One potentially successful model for STEM in higher education can be found at Stanford University. Nationwide, the most popular undergraduate major is business. The most popular major declared in the past year at Stanford, on the other hand, was computer science. Part of the program’s popularity is likely due to its location in Silicon Valley, surrounded by high-profile companies like Apple and Google. Department chair Jennifer Widom credits Stanford’s revamped curriculum, which highlights the synergy between computer science and other fields in the real world.
Younger Millennials clearly show a strong interest in the application of technology, but in order to bring them into the workplace as innovators in every field, we need to connect them with business leaders and their chief scientists, technologists, and engineers, who can mentor them on the importance of developing STEM skills. Silicon Valley may have unique advantages as a high-tech community, but I believe every major community in the United States has enterprises and leaders who, while they may not be building high tech themselves, are nonetheless using it for critical functions and can teach youngsters about their value.
Prescription 2: Make the new internship the two-way internship.
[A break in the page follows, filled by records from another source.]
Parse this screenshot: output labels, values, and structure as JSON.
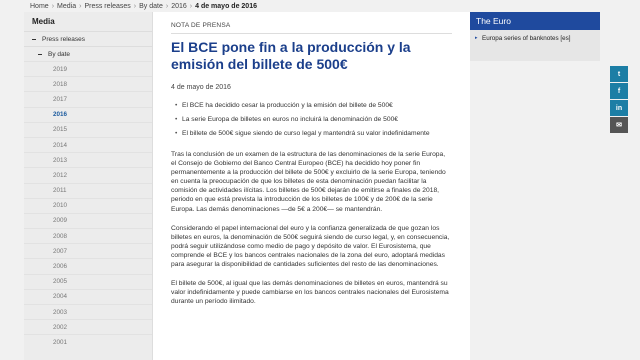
{
  "breadcrumb": [
    "Home",
    "Media",
    "Press releases",
    "By date",
    "2016",
    "4 de mayo de 2016"
  ],
  "sidebar": {
    "title": "Media",
    "section": "Press releases",
    "subsection": "By date",
    "years": [
      "2019",
      "2018",
      "2017",
      "2016",
      "2015",
      "2014",
      "2013",
      "2012",
      "2011",
      "2010",
      "2009",
      "2008",
      "2007",
      "2006",
      "2005",
      "2004",
      "2003",
      "2002",
      "2001"
    ],
    "active_year": "2016"
  },
  "article": {
    "kicker": "NOTA DE PRENSA",
    "title": "El BCE pone fin a la producción y la emisión del billete de 500€",
    "date": "4 de mayo de 2016",
    "bullets": [
      "El BCE ha decidido cesar la producción y la emisión del billete de 500€",
      "La serie Europa de billetes en euros no incluirá la denominación de 500€",
      "El billete de 500€ sigue siendo de curso legal y mantendrá su valor indefinidamente"
    ],
    "paragraphs": [
      "Tras la conclusión de un examen de la estructura de las denominaciones de la serie Europa, el Consejo de Gobierno del Banco Central Europeo (BCE) ha decidido hoy poner fin permanentemente a la producción del billete de 500€ y excluirlo de la serie Europa, teniendo en cuenta la preocupación de que los billetes de esta denominación puedan facilitar la comisión de actividades ilícitas. Los billetes de 500€ dejarán de emitirse a finales de 2018, periodo en que está prevista la introducción de los billetes de 100€ y de 200€ de la serie Europa. Las demás denominaciones —de 5€ a 200€— se mantendrán.",
      "Considerando el papel internacional del euro y la confianza generalizada de que gozan los billetes en euros, la denominación de 500€ seguirá siendo de curso legal, y, en consecuencia, podrá seguir utilizándose como medio de pago y depósito de valor. El Eurosistema, que comprende el BCE y los bancos centrales nacionales de la zona del euro, adoptará medidas para asegurar la disponibilidad de cantidades suficientes del resto de las denominaciones.",
      "El billete de 500€, al igual que las demás denominaciones de billetes en euros, mantendrá su valor indefinidamente y puede cambiarse en los bancos centrales nacionales del Eurosistema durante un período ilimitado."
    ]
  },
  "aside": {
    "title": "The Euro",
    "link": "Europa series of banknotes [es]"
  },
  "social": {
    "twitter": "t",
    "facebook": "f",
    "linkedin": "in",
    "email": "✉"
  }
}
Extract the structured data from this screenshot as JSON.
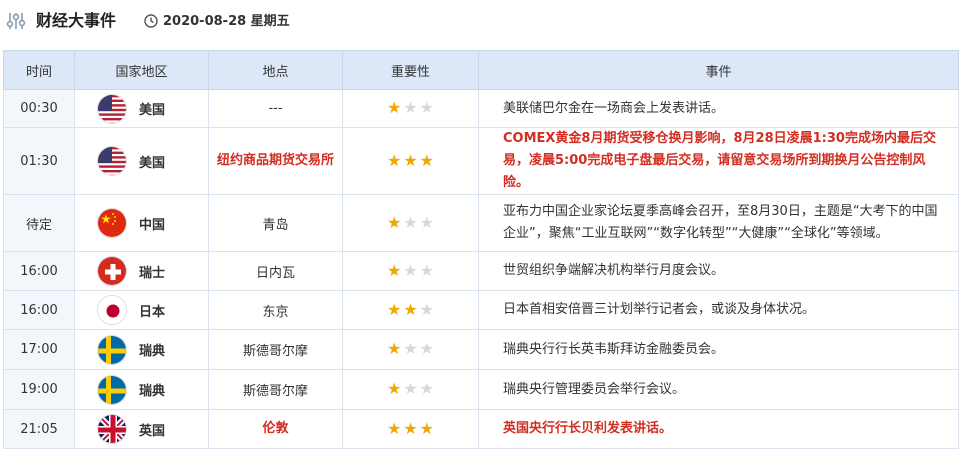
{
  "header": {
    "title": "财经大事件",
    "date": "2020-08-28 星期五"
  },
  "colors": {
    "accent": "#d42d22",
    "header_bg": "#dce8f7",
    "star_on": "#f0a800",
    "star_off": "#d8d8d8"
  },
  "columns": [
    "时间",
    "国家地区",
    "地点",
    "重要性",
    "事件"
  ],
  "rows": [
    {
      "time": "00:30",
      "flag": "us-flag-icon",
      "country": "美国",
      "place": "---",
      "stars": 1,
      "highlight": false,
      "event": "美联储巴尔金在一场商会上发表讲话。"
    },
    {
      "time": "01:30",
      "flag": "us-flag-icon",
      "country": "美国",
      "place": "纽约商品期货交易所",
      "stars": 3,
      "highlight": true,
      "event": "COMEX黄金8月期货受移仓换月影响，8月28日凌晨1:30完成场内最后交易，凌晨5:00完成电子盘最后交易，请留意交易场所到期换月公告控制风险。"
    },
    {
      "time": "待定",
      "flag": "cn-flag-icon",
      "country": "中国",
      "place": "青岛",
      "stars": 1,
      "highlight": false,
      "event": "亚布力中国企业家论坛夏季高峰会召开，至8月30日，主题是“大考下的中国企业”，聚焦“工业互联网”“数字化转型”“大健康”“全球化”等领域。"
    },
    {
      "time": "16:00",
      "flag": "ch-flag-icon",
      "country": "瑞士",
      "place": "日内瓦",
      "stars": 1,
      "highlight": false,
      "event": "世贸组织争端解决机构举行月度会议。"
    },
    {
      "time": "16:00",
      "flag": "jp-flag-icon",
      "country": "日本",
      "place": "东京",
      "stars": 2,
      "highlight": false,
      "event": "日本首相安倍晋三计划举行记者会，或谈及身体状况。"
    },
    {
      "time": "17:00",
      "flag": "se-flag-icon",
      "country": "瑞典",
      "place": "斯德哥尔摩",
      "stars": 1,
      "highlight": false,
      "event": "瑞典央行行长英韦斯拜访金融委员会。"
    },
    {
      "time": "19:00",
      "flag": "se-flag-icon",
      "country": "瑞典",
      "place": "斯德哥尔摩",
      "stars": 1,
      "highlight": false,
      "event": "瑞典央行管理委员会举行会议。"
    },
    {
      "time": "21:05",
      "flag": "uk-flag-icon",
      "country": "英国",
      "place": "伦敦",
      "stars": 3,
      "highlight": true,
      "event": "英国央行行长贝利发表讲话。"
    }
  ]
}
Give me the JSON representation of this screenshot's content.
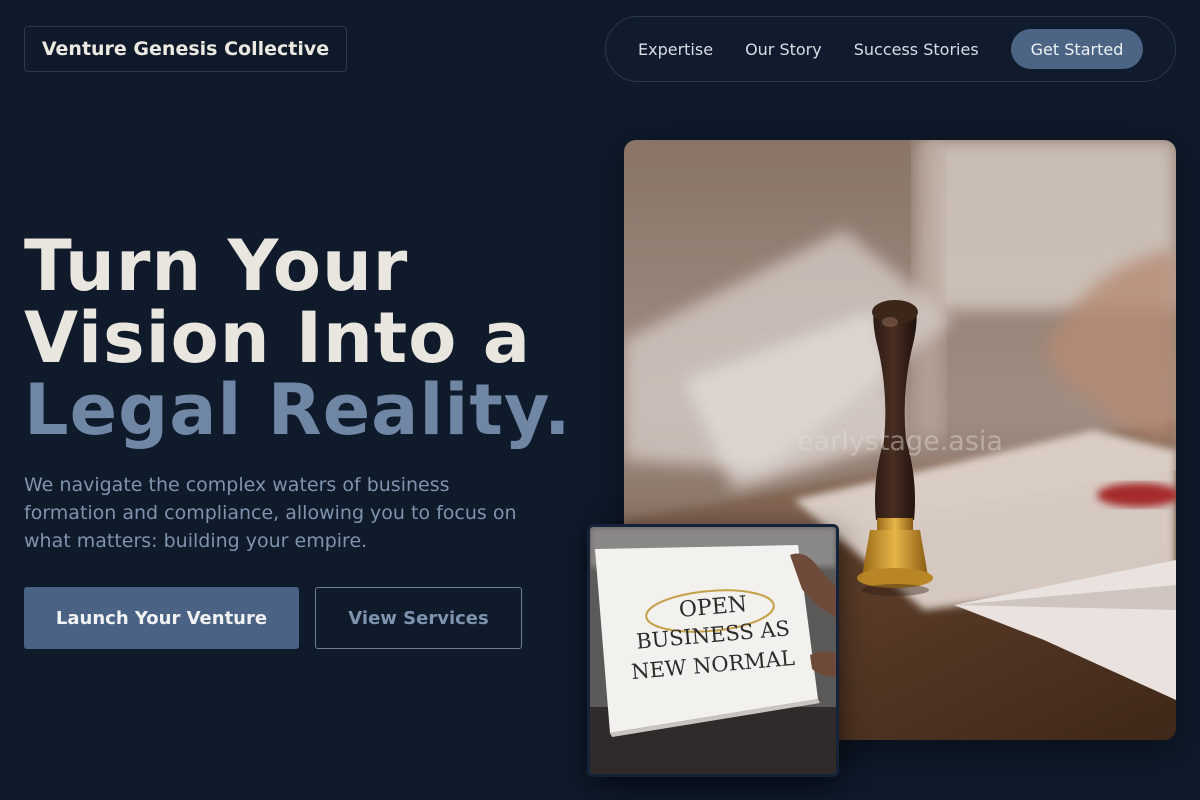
{
  "brand": {
    "name": "Venture Genesis Collective"
  },
  "nav": {
    "links": [
      "Expertise",
      "Our Story",
      "Success Stories"
    ],
    "cta": "Get Started"
  },
  "hero": {
    "headline_line1": "Turn Your",
    "headline_line2": "Vision Into a",
    "headline_line3": "Legal Reality.",
    "subcopy": "We navigate the complex waters of business formation and compliance, allowing you to focus on what matters: building your empire.",
    "primary_cta": "Launch Your Venture",
    "secondary_cta": "View Services"
  },
  "media": {
    "main_image_watermark": "earlystage.asia",
    "sign_text_line1": "OPEN",
    "sign_text_line2": "BUSINESS AS",
    "sign_text_line3": "NEW NORMAL"
  },
  "colors": {
    "background": "#0f1a2b",
    "accent": "#4d6584",
    "headline_highlight": "#6f86a5"
  }
}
The aforementioned educational pairing doesn’t have to be a one-way street and it doesn’t have to be informal either. Students and young professionals, while learning the ins and outs of business and management from experienced professionals, can in turn offer lessons on newer technologies and the proper mindset for using them. It’s absolutely critical to understand the mental model for technology use: it won’t do any good to install a powerful piece of software that no one in your organization knows how to use effectively or create an account on a social media platform without actually engaging anyone through it. Unless the pace of technological change slows to the point where it no longer creates generation gaps, we will forever need these kinds of two-way internships and mentorships to bridge those gaps.
We can do better–we have to do better–so that today’s Generation Y can spend the next 30 years developing in America the tools on which our next generation of “spoiled-brat technophiles” will be raised and change the rules again.